Your answer must be a single number: how many lines in the records include the word "exploringwithruz".

_Given data_:
***

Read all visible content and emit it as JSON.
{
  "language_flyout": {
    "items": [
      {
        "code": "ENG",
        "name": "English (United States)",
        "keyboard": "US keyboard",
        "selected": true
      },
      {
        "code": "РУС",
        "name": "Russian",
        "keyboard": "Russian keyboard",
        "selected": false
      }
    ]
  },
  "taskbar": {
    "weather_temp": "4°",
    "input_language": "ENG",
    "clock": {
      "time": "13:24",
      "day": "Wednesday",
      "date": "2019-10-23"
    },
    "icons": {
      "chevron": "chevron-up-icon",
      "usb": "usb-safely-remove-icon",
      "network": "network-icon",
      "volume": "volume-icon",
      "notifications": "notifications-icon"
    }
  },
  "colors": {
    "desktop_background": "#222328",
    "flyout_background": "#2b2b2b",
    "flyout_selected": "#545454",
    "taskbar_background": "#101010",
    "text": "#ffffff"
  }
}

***

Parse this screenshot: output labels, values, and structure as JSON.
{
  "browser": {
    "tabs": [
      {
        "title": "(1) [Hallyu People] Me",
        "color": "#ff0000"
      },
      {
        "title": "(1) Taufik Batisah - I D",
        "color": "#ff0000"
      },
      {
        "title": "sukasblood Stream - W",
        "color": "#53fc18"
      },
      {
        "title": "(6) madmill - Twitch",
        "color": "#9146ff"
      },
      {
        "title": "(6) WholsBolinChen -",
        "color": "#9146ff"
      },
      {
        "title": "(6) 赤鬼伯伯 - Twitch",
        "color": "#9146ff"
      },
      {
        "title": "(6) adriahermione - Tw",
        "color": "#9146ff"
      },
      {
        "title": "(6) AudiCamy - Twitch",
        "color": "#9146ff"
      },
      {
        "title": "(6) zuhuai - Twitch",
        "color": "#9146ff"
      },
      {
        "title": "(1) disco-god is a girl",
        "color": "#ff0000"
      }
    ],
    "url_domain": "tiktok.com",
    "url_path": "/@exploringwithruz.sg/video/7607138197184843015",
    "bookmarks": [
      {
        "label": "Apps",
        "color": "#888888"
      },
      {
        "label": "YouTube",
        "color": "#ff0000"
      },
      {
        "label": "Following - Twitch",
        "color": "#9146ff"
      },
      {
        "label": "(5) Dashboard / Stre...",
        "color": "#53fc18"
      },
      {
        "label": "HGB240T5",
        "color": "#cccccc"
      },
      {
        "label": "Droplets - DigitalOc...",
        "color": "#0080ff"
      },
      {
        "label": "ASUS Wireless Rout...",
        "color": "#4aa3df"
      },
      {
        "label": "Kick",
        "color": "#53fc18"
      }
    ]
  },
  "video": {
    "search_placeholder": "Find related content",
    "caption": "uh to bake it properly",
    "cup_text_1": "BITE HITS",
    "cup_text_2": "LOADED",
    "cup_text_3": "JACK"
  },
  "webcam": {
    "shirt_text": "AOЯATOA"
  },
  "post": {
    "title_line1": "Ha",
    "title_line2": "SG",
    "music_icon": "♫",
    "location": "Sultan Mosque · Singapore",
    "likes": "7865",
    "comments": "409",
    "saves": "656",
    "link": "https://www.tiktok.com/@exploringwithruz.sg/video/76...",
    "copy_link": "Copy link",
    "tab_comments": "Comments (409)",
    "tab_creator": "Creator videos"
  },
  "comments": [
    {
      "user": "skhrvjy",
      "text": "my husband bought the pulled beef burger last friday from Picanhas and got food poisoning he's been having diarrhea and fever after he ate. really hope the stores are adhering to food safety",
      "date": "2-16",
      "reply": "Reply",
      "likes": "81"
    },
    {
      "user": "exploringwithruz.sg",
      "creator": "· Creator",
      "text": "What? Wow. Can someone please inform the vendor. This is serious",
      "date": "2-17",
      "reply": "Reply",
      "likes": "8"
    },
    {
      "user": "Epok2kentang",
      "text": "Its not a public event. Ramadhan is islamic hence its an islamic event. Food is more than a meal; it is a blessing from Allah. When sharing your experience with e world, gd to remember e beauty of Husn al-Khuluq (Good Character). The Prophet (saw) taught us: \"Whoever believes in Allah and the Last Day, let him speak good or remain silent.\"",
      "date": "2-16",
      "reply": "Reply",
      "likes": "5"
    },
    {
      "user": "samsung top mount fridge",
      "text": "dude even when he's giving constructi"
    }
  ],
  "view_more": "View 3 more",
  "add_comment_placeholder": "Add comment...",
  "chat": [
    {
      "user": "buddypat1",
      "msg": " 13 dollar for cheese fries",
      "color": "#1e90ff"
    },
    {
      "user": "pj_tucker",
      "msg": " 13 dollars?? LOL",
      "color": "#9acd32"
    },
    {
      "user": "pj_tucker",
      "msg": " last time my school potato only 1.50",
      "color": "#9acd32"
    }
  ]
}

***

_Response to this exercise_: 3